So I send those partials out and I proceed to do unthinkable thing number three. I know... high drama. Agents don't seem to like prologues. My manuscript started with one of those. Agents don't seem to like back story, my manuscript was full of it. (But I like a good back story, doesn't anyone want any description anymore? Sheesh.) And let's not even touch the typo issue. Needless to say as soon as I sent them out, the rejections on the partials began to pour right back in. Yuck. Oh sad and sorry day.

So here is my take on the whole adventure. I am a really lucky person. I have found what I love to do. This is rare. I can finish a book. That is rare. I learned the process the hard way... I don't think that is rare... maybe? I would like to think I am not the stupidest first time novelist on the face of the planet, but I guess I could be. Absolutely anything is possible.

Here are some of my favorite rejections from that first submission process:

"This is brilliantly written. A really sharp, vivid portrait.Unfortunately, this isn’t something we could represent ourselves. I wish you good luck elsewhere" This one made me very, very happy until I searched some writers forums and found out this person is usually very nice.

And then there was this one. I laughed so hard I almost wet my pants. It made me want to query him again with the next one. It made me want to sit with him and drink a beer. I am not kidding:

"'I am 38 years old and this will be my first published novel.'I can hear Annette Benning's American Beauty character saying that." My friend Sarah thought it was mean, but I think he was right. I can see Benning in that scene in the car, you remember..."I will sell this house."

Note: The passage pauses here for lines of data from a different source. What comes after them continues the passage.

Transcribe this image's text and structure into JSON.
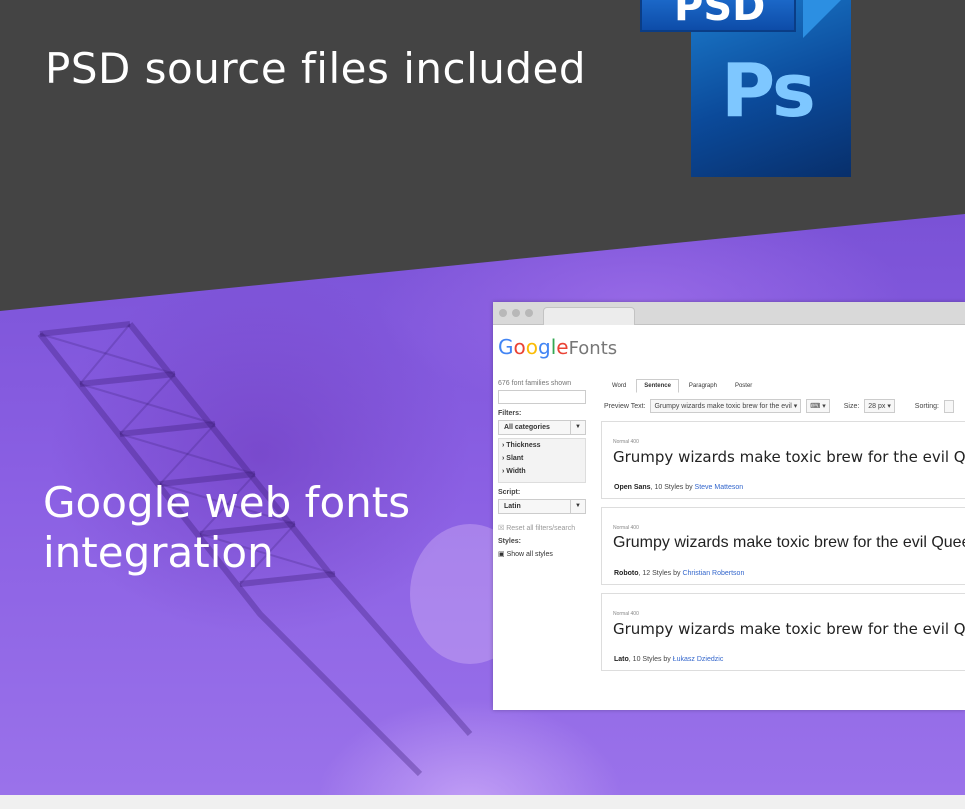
{
  "headings": {
    "psd": "PSD source files included",
    "fonts": "Google web fonts integration"
  },
  "psd_icon": {
    "tag": "PSD",
    "letters": "Ps"
  },
  "browser": {
    "logo": {
      "google": [
        "G",
        "o",
        "o",
        "g",
        "l",
        "e"
      ],
      "suffix": "Fonts"
    },
    "sidebar": {
      "count": "676 font families shown",
      "filters_label": "Filters:",
      "category": "All categories",
      "toggles": [
        "› Thickness",
        "› Slant",
        "› Width"
      ],
      "script_label": "Script:",
      "script_value": "Latin",
      "reset": "Reset all filters/search",
      "styles_label": "Styles:",
      "show_all": "Show all styles"
    },
    "tabs": [
      "Word",
      "Sentence",
      "Paragraph",
      "Poster"
    ],
    "active_tab": "Sentence",
    "controls": {
      "preview_label": "Preview Text:",
      "preview_value": "Grumpy wizards make toxic brew for the evil",
      "size_label": "Size:",
      "size_value": "28 px",
      "sorting_label": "Sorting:"
    },
    "cards": [
      {
        "sub": "Normal 400",
        "sample": "Grumpy wizards make toxic brew for the evil Queen and Jack.",
        "font": "Open Sans",
        "styles": ", 10 Styles by ",
        "author": "Steve Matteson"
      },
      {
        "sub": "Normal 400",
        "sample": "Grumpy wizards make toxic brew for the evil Queen and Jack.",
        "font": "Roboto",
        "styles": ", 12 Styles by ",
        "author": "Christian Robertson"
      },
      {
        "sub": "Normal 400",
        "sample": "Grumpy wizards make toxic brew for the evil Queen and Jack.",
        "font": "Lato",
        "styles": ", 10 Styles by ",
        "author": "Łukasz Dziedzic"
      }
    ]
  },
  "colors": {
    "dark_band": "#444444",
    "purple": "#8a5fe3",
    "google": [
      "#4285f4",
      "#ea4335",
      "#fbbc05",
      "#4285f4",
      "#34a853",
      "#ea4335"
    ]
  }
}
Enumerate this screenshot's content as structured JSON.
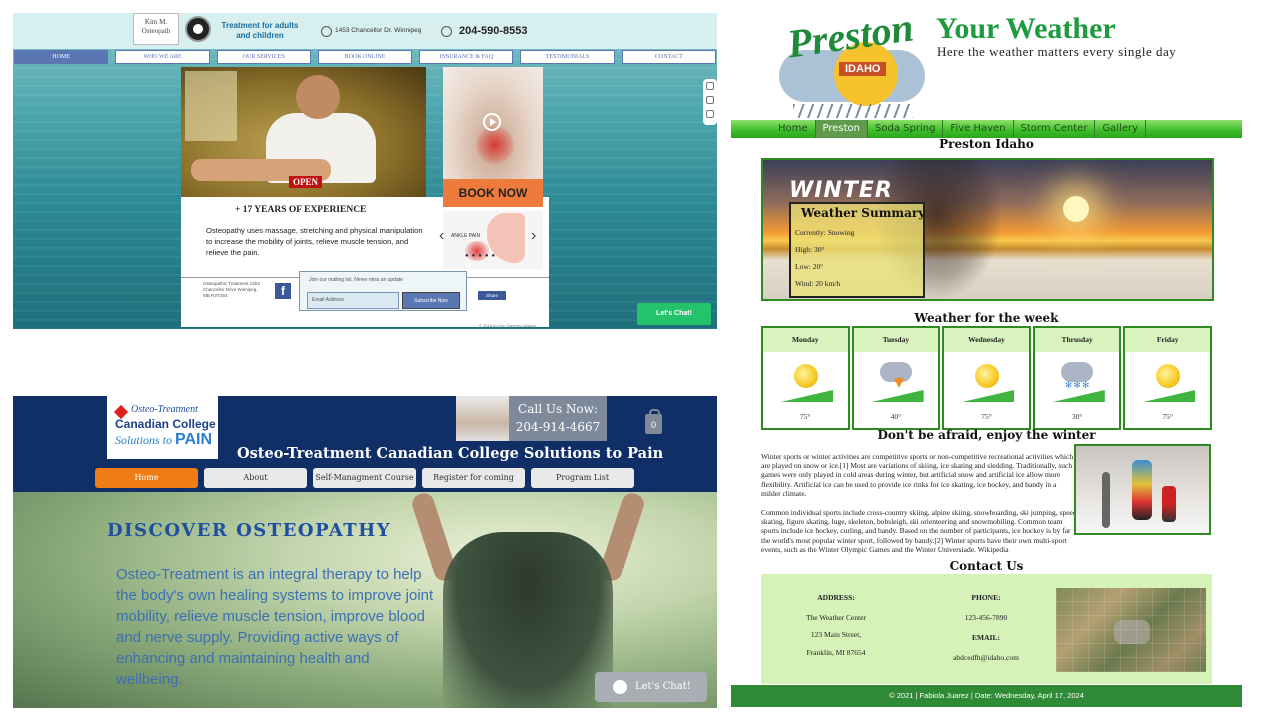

UPDATE: When I finished my second novel I queried that agent again and he rejected me again. I sent him an email saying I loved him and he sent one back saying "I love you too." Unprofessional? YES. Really, really amusing? Absolutely!

And I have an agent now. I actually got one agent with my second novel and we parted ways. Now I have a much better fit for novel number three.

Would I do anything differently? Of course. The question is: Will you?  Will you avoid all those pitfalls?  Hopefully!

In the end, after all these words I only have a few more to say, and they are the most important: New writers. If you don't have leather skin and a sense of humor... run for the hills!